PAGE 4:  She is Selfless.  Always Thinking of Others First.

 I think most moms fall into this category.  It is the nature of the job.  I actually feelcard1 fortunate that Sophi summarized my parenting efforts so positively, considering that times that I have failed miserably as a mom.  I am EXTREMEMLY grateful for her omitting these memorable (and slightly damaging Mom moments):

  • Sophi fell off a zip swing and complained of her wrist hurting.  A WEEK later I took her to the doctor and she had a fracture.
  • When Riley was six, she complained at bedtime that she had a carrot stuck in her throat.  I thought she was being ridiculous.  I looked, gave her a drink, looked again; NO CARROT.  After calling me to her room several times with the ‘carrot story’ I was getting aggravated.  I told her that she didn’t have a carrot stuck in her throat and she needed to go to sleep.  She abruptly sat up in bed and coughed and hacked and even stuck her finger in her throat and sure enough…she produced a sizable sliver of carrot.
  • I informed Evan on more than once occasion that he is the reason that mommy hamsters eat their young

She’s Never Afraid to Speak Her Mind

 I am pretty sure there are a thousand examples behind this statement that my children would like to strike from their memories.  I own the fact there have been many times when what was on my mind should not have ever passed through my lips.  In all honesty, what was on my mind probably shouldn’t have even been in my mind at all.  Some of the best advice I have ever gotten was from my own sweet mother.  When my oldest daughter was born, the first couple years of her life it was basically just the two of us.  Riley was just a tot when Kevin and I were married and as a daddy goes, he didn’t miss a beat.  However, the day came when he corrected Riley for something and my mama bear claws came out and I unleashed a fury like no other.  Still raging, I called my mom to explain how Kevin had crossed the line by getting onto Riley.   This was my mother’s response:
“You listen to me and you listen good.  You don’t care if he is a daddy to her in every other way.  It’s okay that he puts a roof over her head, food on the table, tucks her in and reads her stories.  It’s fine with you that he plays with her, is proud of her and loves her like his own.  If that man is going to be her daddy, you are going to have to stay out of the way and let him be her daddy all-the-way.  Do you hear what I am saying?  You listen close, because you have trouble with this….If she needs disciplined, you lock yourself in the closet and you bite your tongue ‘til it bleeds, but you stay out of it.  Otherwise, it isn’t going to work.”

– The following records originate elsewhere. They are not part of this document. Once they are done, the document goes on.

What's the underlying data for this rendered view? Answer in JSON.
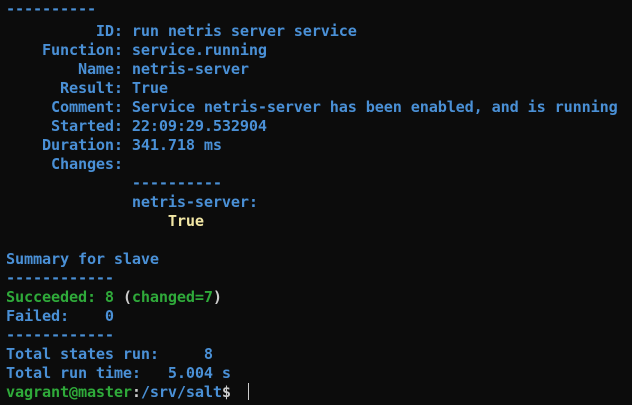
{
  "colors": {
    "background": "#0c0c0c",
    "blue": "#4a90d6",
    "green": "#2faa3a",
    "white": "#cccccc",
    "yellow": "#f2e7a5"
  },
  "state": {
    "separator": "----------",
    "id_label": "          ID:",
    "id_value": " run netris server service",
    "function_label": "    Function:",
    "function_value": " service.running",
    "name_label": "        Name:",
    "name_value": " netris-server",
    "result_label": "      Result:",
    "result_value": " True",
    "comment_label": "     Comment:",
    "comment_value": " Service netris-server has been enabled, and is running",
    "started_label": "     Started:",
    "started_value": " 22:09:29.532904",
    "duration_label": "    Duration:",
    "duration_value": " 341.718 ms",
    "changes_label": "     Changes:",
    "changes_separator": "              ----------",
    "changes_key": "              netris-server:",
    "changes_value": "                  True"
  },
  "summary": {
    "title": "Summary for slave",
    "separator_top": "------------",
    "succeeded_label": "Succeeded: 8 ",
    "paren_open": "(",
    "changed_text": "changed=7",
    "paren_close": ")",
    "failed_text": "Failed:    0",
    "separator_bottom": "------------",
    "total_states_text": "Total states run:     8",
    "total_time_text": "Total run time:   5.004 s"
  },
  "prompt": {
    "user_host": "vagrant@master",
    "colon": ":",
    "path": "/srv/salt",
    "symbol": "$ "
  }
}
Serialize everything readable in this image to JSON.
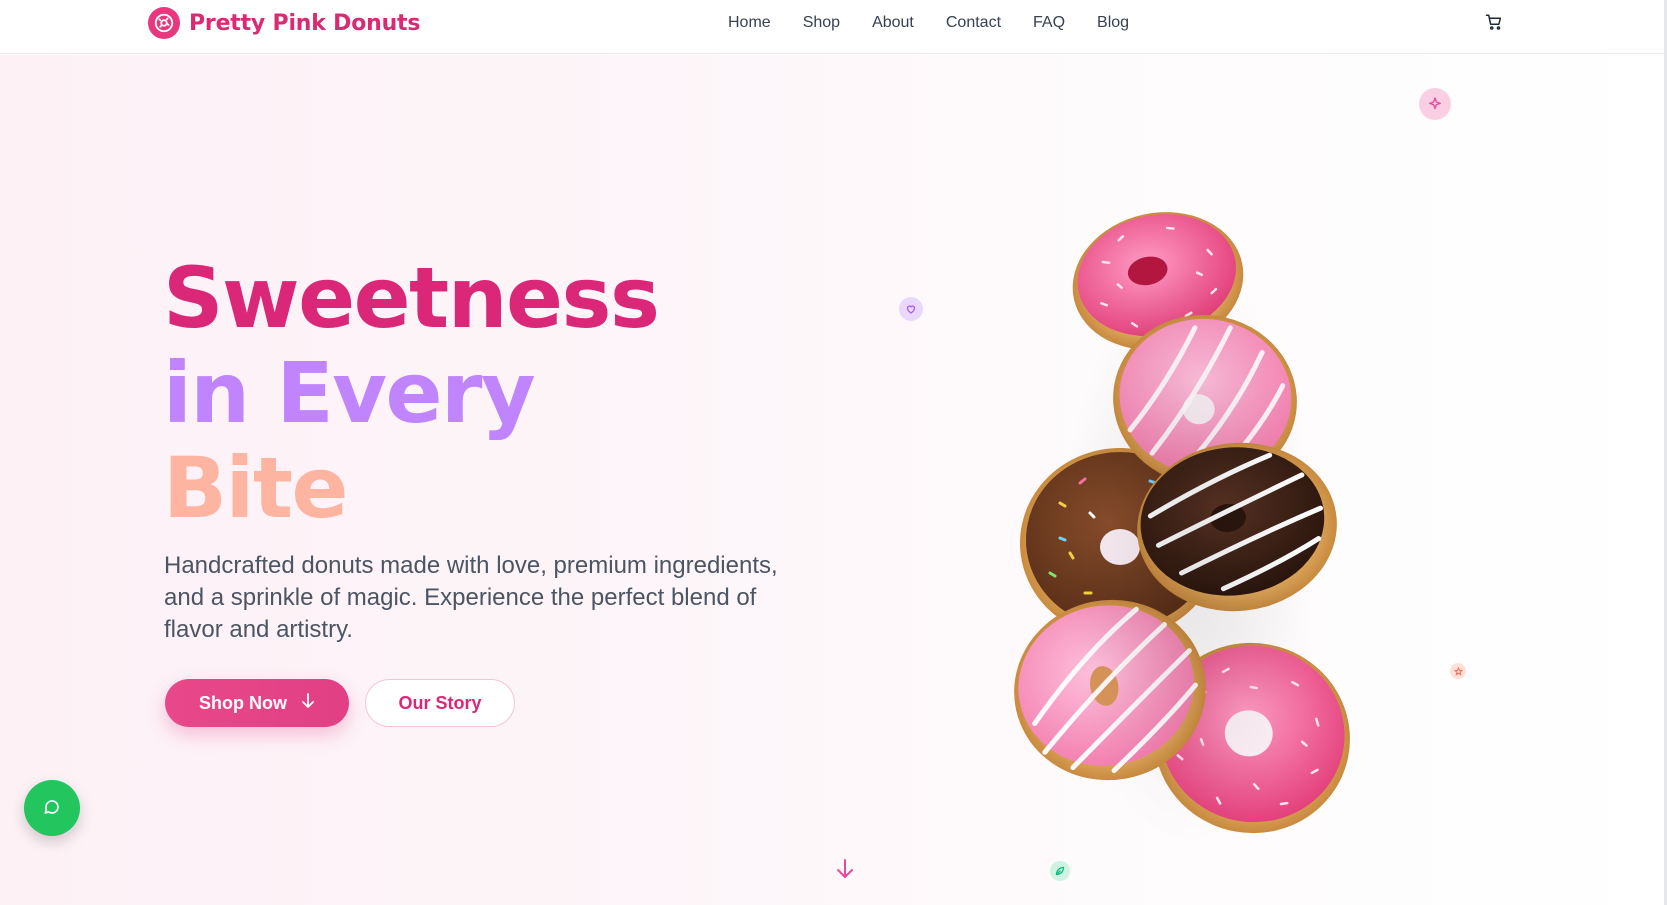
{
  "brand": {
    "name": "Pretty Pink Donuts",
    "icon": "donut-icon",
    "color": "#db2777"
  },
  "nav": {
    "links": [
      {
        "label": "Home"
      },
      {
        "label": "Shop"
      },
      {
        "label": "About"
      },
      {
        "label": "Contact"
      },
      {
        "label": "FAQ"
      },
      {
        "label": "Blog"
      }
    ],
    "cart_icon": "cart-icon"
  },
  "hero": {
    "headline": {
      "line1": "Sweetness",
      "line2": "in Every",
      "line3": "Bite"
    },
    "headline_colors": {
      "line1": "#db2777",
      "line2": "#c084fc",
      "line3": "#fdb4a0"
    },
    "subtitle": "Handcrafted donuts made with love, premium ingredients, and a sprinkle of magic. Experience the perfect blend of flavor and artistry.",
    "primary_button": {
      "label": "Shop Now",
      "icon": "arrow-down-icon"
    },
    "secondary_button": {
      "label": "Our Story"
    },
    "decorations": [
      "sparkle-icon",
      "heart-icon",
      "star-icon",
      "leaf-icon"
    ],
    "scroll_icon": "arrow-down-icon"
  },
  "chat": {
    "icon": "chat-bubble-icon",
    "color": "#22c55e"
  },
  "image": {
    "subject": "stack-of-donuts"
  }
}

As a mom, it is sometimes required to fearlessly speak one’s mind, but equally important to sometimes bite one’s tongue ‘til it bleeds.  Hopefully one day, this mom will learn the difference!